◆ **PROBLEM REQUIREMENTS**
Each line below that contains the word "Return" must be copied.

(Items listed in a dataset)

■ ■ ■ ■ ■

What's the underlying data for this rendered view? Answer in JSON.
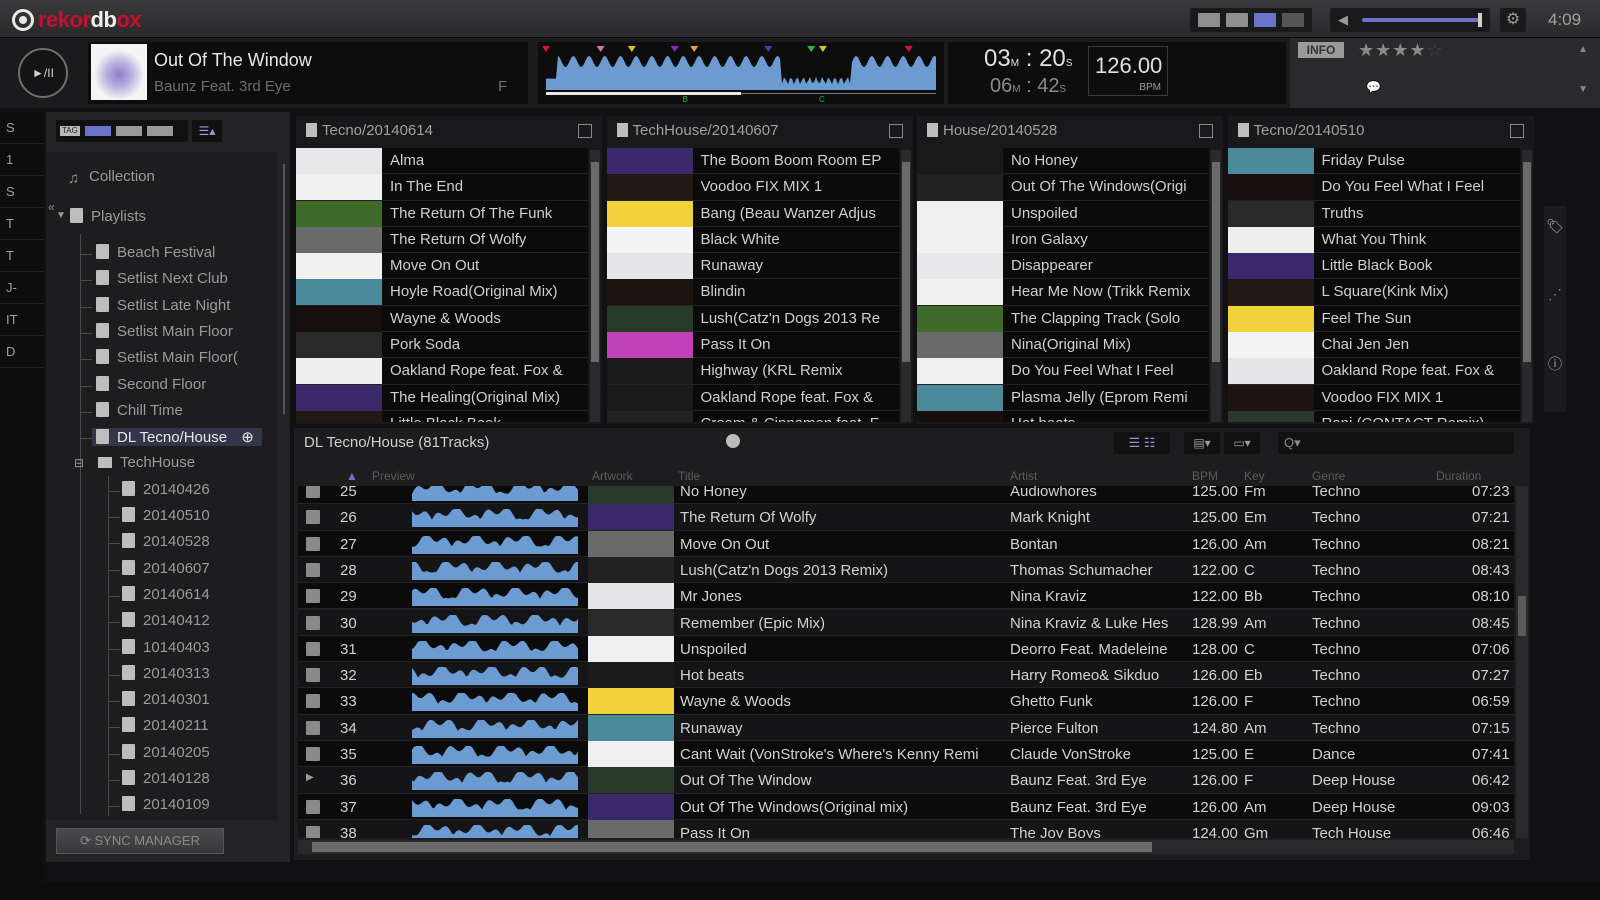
{
  "app": {
    "logo_parts": [
      "rekor",
      "db",
      "ox"
    ],
    "clock": "4:09"
  },
  "titlebar": {
    "layout_icon": "layout-icon",
    "volume_icon": "speaker-icon",
    "settings_icon": "gear-icon",
    "volume_level": 0.95
  },
  "player": {
    "play_label": "►/II",
    "title": "Out Of The Window",
    "artist": "Baunz Feat. 3rd Eye",
    "key": "F",
    "elapsed_min": "03",
    "elapsed_sec": "20",
    "remain_min": "06",
    "remain_sec": "42",
    "min_unit": "M",
    "sec_unit": "S",
    "bpm": "126.00",
    "bpm_label": "BPM",
    "info_label": "INFO",
    "rating": 4,
    "rating_max": 5,
    "progress": 0.5,
    "cue_labels": [
      "B",
      "C"
    ],
    "wave_color": "#6b9bd1"
  },
  "strip": {
    "items": [
      "S",
      "1",
      "S",
      "T",
      "T",
      "J-",
      "IT",
      "D"
    ]
  },
  "tree": {
    "collection": "Collection",
    "playlists": "Playlists",
    "items": [
      "Beach Festival",
      "Setlist Next Club",
      "Setlist Late Night",
      "Setlist  Main Floor",
      "Setlist Main Floor(",
      "Second Floor",
      "Chill Time",
      "DL Tecno/House"
    ],
    "folder": "TechHouse",
    "folder_items": [
      "20140426",
      "20140510",
      "20140528",
      "20140607",
      "20140614",
      "20140412",
      "10140403",
      "20140313",
      "20140301",
      "20140211",
      "20140205",
      "20140128",
      "20140109"
    ],
    "sync_label": "SYNC MANAGER"
  },
  "subpanels": [
    {
      "title": "Tecno/20140614",
      "tracks": [
        "Alma",
        "In The End",
        "The Return Of The Funk",
        "The Return Of Wolfy",
        "Move On Out",
        "Hoyle Road(Original Mix)",
        "Wayne & Woods",
        "Pork Soda",
        "Oakland Rope feat. Fox &",
        "The Healing(Original Mix)",
        "Little Black Book"
      ]
    },
    {
      "title": "TechHouse/20140607",
      "tracks": [
        "The Boom Boom Room EP",
        "Voodoo  FIX MIX 1",
        "Bang (Beau Wanzer Adjus",
        "Black White",
        "Runaway",
        "Blindin",
        "Lush(Catz'n Dogs 2013 Re",
        "Pass It On",
        "Highway (KRL Remix",
        "Oakland Rope feat. Fox &",
        "Cream & Cinnamon feat. F"
      ]
    },
    {
      "title": "House/20140528",
      "tracks": [
        "No Honey",
        "Out Of The Windows(Origi",
        "Unspoiled",
        "Iron Galaxy",
        "Disappearer",
        "Hear Me Now (Trikk Remix",
        "The Clapping Track (Solo",
        "Nina(Original Mix)",
        "Do You Feel What I Feel",
        "Plasma Jelly (Eprom Remi",
        "Hot beats"
      ]
    },
    {
      "title": "Tecno/20140510",
      "tracks": [
        "Friday Pulse",
        "Do You Feel What I Feel",
        "Truths",
        "What You Think",
        "Little Black Book",
        "L Square(Kink Mix)",
        "Feel The Sun",
        "Chai Jen Jen",
        "Oakland Rope feat. Fox &",
        "Voodoo  FIX MIX 1",
        "Rani (CONTACT Remix)"
      ]
    }
  ],
  "mainlist": {
    "title": "DL Tecno/House (81Tracks)",
    "search_placeholder": "Q▾",
    "columns": [
      "▲",
      "Preview",
      "Artwork",
      "Title",
      "Artist",
      "BPM",
      "Key",
      "Genre",
      "Duration"
    ],
    "rows": [
      {
        "no": "25",
        "title": "No Honey",
        "artist": "Audiowhores",
        "bpm": "125.00",
        "key": "Fm",
        "genre": "Techno",
        "duration": "07:23"
      },
      {
        "no": "26",
        "title": "The Return Of Wolfy",
        "artist": "Mark Knight",
        "bpm": "125.00",
        "key": "Em",
        "genre": "Techno",
        "duration": "07:21"
      },
      {
        "no": "27",
        "title": "Move On Out",
        "artist": "Bontan",
        "bpm": "126.00",
        "key": "Am",
        "genre": "Techno",
        "duration": "08:21"
      },
      {
        "no": "28",
        "title": "Lush(Catz'n Dogs 2013 Remix)",
        "artist": "Thomas Schumacher",
        "bpm": "122.00",
        "key": "C",
        "genre": "Techno",
        "duration": "08:43"
      },
      {
        "no": "29",
        "title": "Mr Jones",
        "artist": "Nina Kraviz",
        "bpm": "122.00",
        "key": "Bb",
        "genre": "Techno",
        "duration": "08:10"
      },
      {
        "no": "30",
        "title": "Remember (Epic Mix)",
        "artist": "Nina Kraviz & Luke Hes",
        "bpm": "128.99",
        "key": "Am",
        "genre": "Techno",
        "duration": "08:45"
      },
      {
        "no": "31",
        "title": "Unspoiled",
        "artist": "Deorro Feat. Madeleine",
        "bpm": "128.00",
        "key": "C",
        "genre": "Techno",
        "duration": "07:06"
      },
      {
        "no": "32",
        "title": "Hot beats",
        "artist": "Harry Romeo& Sikduo",
        "bpm": "126.00",
        "key": "Eb",
        "genre": "Techno",
        "duration": "07:27"
      },
      {
        "no": "33",
        "title": "Wayne & Woods",
        "artist": "Ghetto Funk",
        "bpm": "126.00",
        "key": "F",
        "genre": "Techno",
        "duration": "06:59"
      },
      {
        "no": "34",
        "title": "Runaway",
        "artist": "Pierce Fulton",
        "bpm": "124.80",
        "key": "Am",
        "genre": "Techno",
        "duration": "07:15"
      },
      {
        "no": "35",
        "title": "Cant Wait (VonStroke's Where's Kenny Remi",
        "artist": "Claude VonStroke",
        "bpm": "125.00",
        "key": "E",
        "genre": "Dance",
        "duration": "07:41"
      },
      {
        "no": "36",
        "title": "Out Of The Window",
        "artist": "Baunz Feat. 3rd Eye",
        "bpm": "126.00",
        "key": "F",
        "genre": "Deep House",
        "duration": "06:42",
        "playing": true
      },
      {
        "no": "37",
        "title": "Out Of The Windows(Original mix)",
        "artist": "Baunz Feat. 3rd Eye",
        "bpm": "126.00",
        "key": "Am",
        "genre": "Deep House",
        "duration": "09:03"
      },
      {
        "no": "38",
        "title": "Pass It On",
        "artist": "The Joy Boys",
        "bpm": "124.00",
        "key": "Gm",
        "genre": "Tech House",
        "duration": "06:46"
      }
    ]
  },
  "artwork_colors": [
    "#e8e8ea",
    "#2a3a2a",
    "#eeeeee",
    "#f0f0f0",
    "#c040b8",
    "#3a2a6a",
    "#3e6a2a",
    "#1a1a1a",
    "#221814",
    "#6a6a6a",
    "#1a1a1a",
    "#f2d23a",
    "#f0f0f0",
    "#222",
    "#f4f4f4",
    "#4a8a9a",
    "#f0f0f0",
    "#e6e6e8",
    "#180e0e",
    "#f0f0f0",
    "#201412",
    "#2a2a2a"
  ],
  "right_icons": [
    "tag-icon",
    "related-icon",
    "info-icon"
  ]
}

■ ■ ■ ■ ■

◆ **PROBLEM SOLUTION**
        "The Return Of The Funk",
        "The Return Of Wolfy",
        "title": "The Return Of Wolfy",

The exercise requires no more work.